By 1967, the young poet was introduced to Brian Wilson by a songwriter friend of his named Jim Critchfield. Wilson and Kalinich hit if off immediately and the head Beach Boy signed him to a writing and recording contract with the band's nascent imprint, Brother Records.
Carl Wilson (rather than Brian) then produced a series of Simon & Garfunkel-type tracks with Kalinich's folk duo, Zarasthustra & Thelebius. ("Leaves of Grass," from the World of Peace
reissue, hails from these sessions.) Work with Carl quickly fizzled and Kalinich struck up a collaboration with middle Wilson brother, Dennis, who in 1967 had begun writing his own music earmarked for Beach Boys projects. The duo penned "Little Bird" and "Be Still" for the band's 1968 album, Friends
. The Beach Boys also employed Kalinich to write press releases and, at one point, he says, he was asked to open for the Maharishi Mahesh Yogi, who performed on the bill with the group during the Beach Boys' disastrous spring tour of '68.
, the two continued writing songs together and Dennis took to filming Kalinich reading his poems excitedly before an 8mm camera. By early '69, Kalinich was hanging out regularly with all three Wilson brothers, who each loved hearing him read, when he got the invitation to do what very few individuals ever have - make an album with Brian Wilson.
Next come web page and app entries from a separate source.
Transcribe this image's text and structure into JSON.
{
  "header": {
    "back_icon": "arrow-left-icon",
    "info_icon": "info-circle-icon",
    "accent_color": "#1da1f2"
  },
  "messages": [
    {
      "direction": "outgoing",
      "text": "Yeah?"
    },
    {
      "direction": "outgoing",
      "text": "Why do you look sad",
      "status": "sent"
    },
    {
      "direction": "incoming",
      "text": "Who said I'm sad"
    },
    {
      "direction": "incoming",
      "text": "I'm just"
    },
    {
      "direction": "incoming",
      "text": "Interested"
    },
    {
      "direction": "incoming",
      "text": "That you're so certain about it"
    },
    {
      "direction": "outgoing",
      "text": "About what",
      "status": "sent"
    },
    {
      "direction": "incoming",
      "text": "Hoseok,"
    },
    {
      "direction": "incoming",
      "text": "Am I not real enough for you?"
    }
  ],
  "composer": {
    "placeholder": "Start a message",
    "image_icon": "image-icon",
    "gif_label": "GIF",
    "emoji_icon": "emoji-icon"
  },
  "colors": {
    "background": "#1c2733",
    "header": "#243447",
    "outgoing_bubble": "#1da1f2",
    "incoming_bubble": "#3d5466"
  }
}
1969 was, by any account, a slow year for Wilson. He wrote fewer songs than at any other time since the inception of the Beach Boys eight years prior. Wilson's stand-alone single, "Break Away," offers a kind of resistance report from within occupied territory, its chorus declaring, "I can break away to a better life, where I can do what I want to do." The other Beach Boys had pretty much taken over the recording of new material, while Wilson, teetering on full retreat, looked outside the group for new creative stimulation. The dandified Kalinich in ascot and bonny spectacles embodied the new sexuality of the late '60s and, in some ways, was a catalyst for the Beach Boys' own eventual transformation from striped-shirt minstrels to psychedelic avatars.
The World of Peace
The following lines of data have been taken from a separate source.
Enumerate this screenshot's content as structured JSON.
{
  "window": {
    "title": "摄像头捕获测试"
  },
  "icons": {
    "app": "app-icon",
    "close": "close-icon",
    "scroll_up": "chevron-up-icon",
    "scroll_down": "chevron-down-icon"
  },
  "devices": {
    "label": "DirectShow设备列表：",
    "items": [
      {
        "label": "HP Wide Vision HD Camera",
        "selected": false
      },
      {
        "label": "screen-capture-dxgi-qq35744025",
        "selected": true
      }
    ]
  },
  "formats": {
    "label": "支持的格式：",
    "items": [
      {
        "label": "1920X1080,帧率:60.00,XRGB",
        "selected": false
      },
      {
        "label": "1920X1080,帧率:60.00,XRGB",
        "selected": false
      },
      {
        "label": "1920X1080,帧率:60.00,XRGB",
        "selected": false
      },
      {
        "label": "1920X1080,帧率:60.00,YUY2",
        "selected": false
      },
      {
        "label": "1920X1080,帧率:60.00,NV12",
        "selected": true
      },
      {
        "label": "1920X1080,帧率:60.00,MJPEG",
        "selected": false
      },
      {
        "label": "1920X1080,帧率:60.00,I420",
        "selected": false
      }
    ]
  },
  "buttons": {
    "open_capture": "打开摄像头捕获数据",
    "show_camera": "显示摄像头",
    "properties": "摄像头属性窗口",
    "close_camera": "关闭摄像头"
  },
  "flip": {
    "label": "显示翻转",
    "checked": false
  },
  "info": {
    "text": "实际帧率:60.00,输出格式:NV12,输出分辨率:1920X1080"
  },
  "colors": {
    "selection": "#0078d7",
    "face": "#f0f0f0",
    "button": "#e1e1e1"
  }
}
sessions began on August 22, 1969 with the title "America, I Know You." It is the sole production on the album that doesn't feel homemade. Indeed, it is the only cut that Wilson recorded at a proper studio, outside the one installed in his Bel Air living room. "America" is also the only album cut that Wilson bothered to register with the American Federation of Musicians, something required in order to book the regular session players who fill the track's cascading instrumental scales.
According to Kalinich, Wilson himself went around to each hired hand and taught them their parts right there in the studio, a common practice for Wilson during the 1966-67 sessions for the Beach Boys' Pet Sounds
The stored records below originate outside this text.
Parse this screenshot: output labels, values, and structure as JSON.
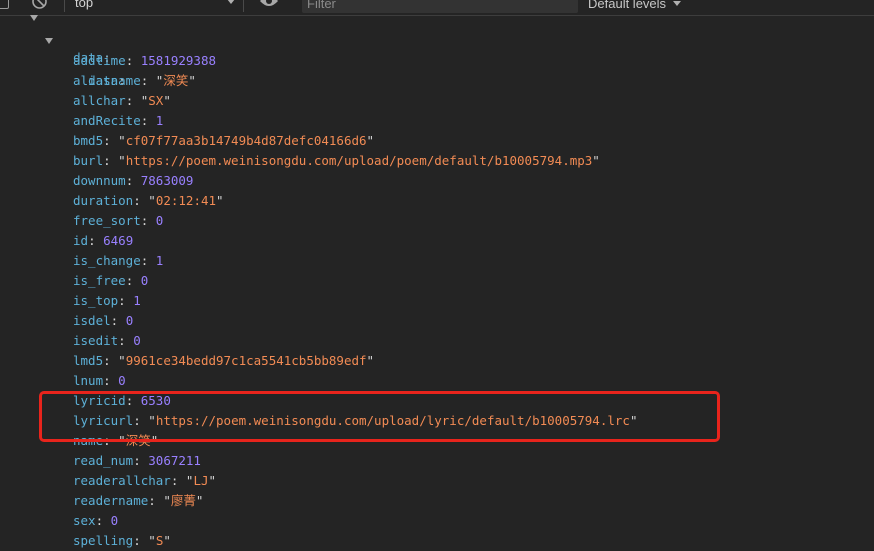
{
  "toolbar": {
    "context": "top",
    "filter_placeholder": "Filter",
    "levels": "Default levels"
  },
  "tree": {
    "parent_key": "data",
    "child_key": "data",
    "entries": [
      {
        "key": "addtime",
        "value": "1581929388",
        "type": "number"
      },
      {
        "key": "aliasname",
        "value": "深笑",
        "type": "string"
      },
      {
        "key": "allchar",
        "value": "SX",
        "type": "string"
      },
      {
        "key": "andRecite",
        "value": "1",
        "type": "number"
      },
      {
        "key": "bmd5",
        "value": "cf07f77aa3b14749b4d87defc04166d6",
        "type": "string"
      },
      {
        "key": "burl",
        "value": "https://poem.weinisongdu.com/upload/poem/default/b10005794.mp3",
        "type": "string"
      },
      {
        "key": "downnum",
        "value": "7863009",
        "type": "number"
      },
      {
        "key": "duration",
        "value": "02:12:41",
        "type": "string"
      },
      {
        "key": "free_sort",
        "value": "0",
        "type": "number"
      },
      {
        "key": "id",
        "value": "6469",
        "type": "number"
      },
      {
        "key": "is_change",
        "value": "1",
        "type": "number"
      },
      {
        "key": "is_free",
        "value": "0",
        "type": "number"
      },
      {
        "key": "is_top",
        "value": "1",
        "type": "number"
      },
      {
        "key": "isdel",
        "value": "0",
        "type": "number"
      },
      {
        "key": "isedit",
        "value": "0",
        "type": "number"
      },
      {
        "key": "lmd5",
        "value": "9961ce34bedd97c1ca5541cb5bb89edf",
        "type": "string"
      },
      {
        "key": "lnum",
        "value": "0",
        "type": "number"
      },
      {
        "key": "lyricid",
        "value": "6530",
        "type": "number"
      },
      {
        "key": "lyricurl",
        "value": "https://poem.weinisongdu.com/upload/lyric/default/b10005794.lrc",
        "type": "string"
      },
      {
        "key": "name",
        "value": "深笑",
        "type": "string"
      },
      {
        "key": "read_num",
        "value": "3067211",
        "type": "number"
      },
      {
        "key": "readerallchar",
        "value": "LJ",
        "type": "string"
      },
      {
        "key": "readername",
        "value": "廖菁",
        "type": "string"
      },
      {
        "key": "sex",
        "value": "0",
        "type": "number"
      },
      {
        "key": "spelling",
        "value": "S",
        "type": "string"
      }
    ]
  },
  "colors": {
    "background": "#242424",
    "key": "#5db0d7",
    "number": "#9980ff",
    "string": "#f28b54",
    "highlight": "#e8241c"
  }
}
. The feel of the music takes much from the cinematic style of Ferde Grofe, whose Grand Canyon Suite
(1931) was a decidedly non-Modernist, albeit popular, work of symphonic Americana.
For his part, Kalinich recites an ode to the homeland that draws on the romantic ecstasy of forebears like Walt Whitman and Allen Ginsberg, though it falls far short of their genius. "America" more often resorts to hippie era cliché and tepid sentimentality, where Wilson's production overwhelms. It is a common criticism leveled at the album, one which Kalinich takes very much in stride.
"I was in my teens when I wrote this shit," he quips. "It's not that it's good or bad poetry. The potential was activated in me." Regardless, one wishes an instrumental version had made the album as a bonus track. As for other tracks on World of Peace
, it is difficult at times to detect Wilson's fingerprint at all.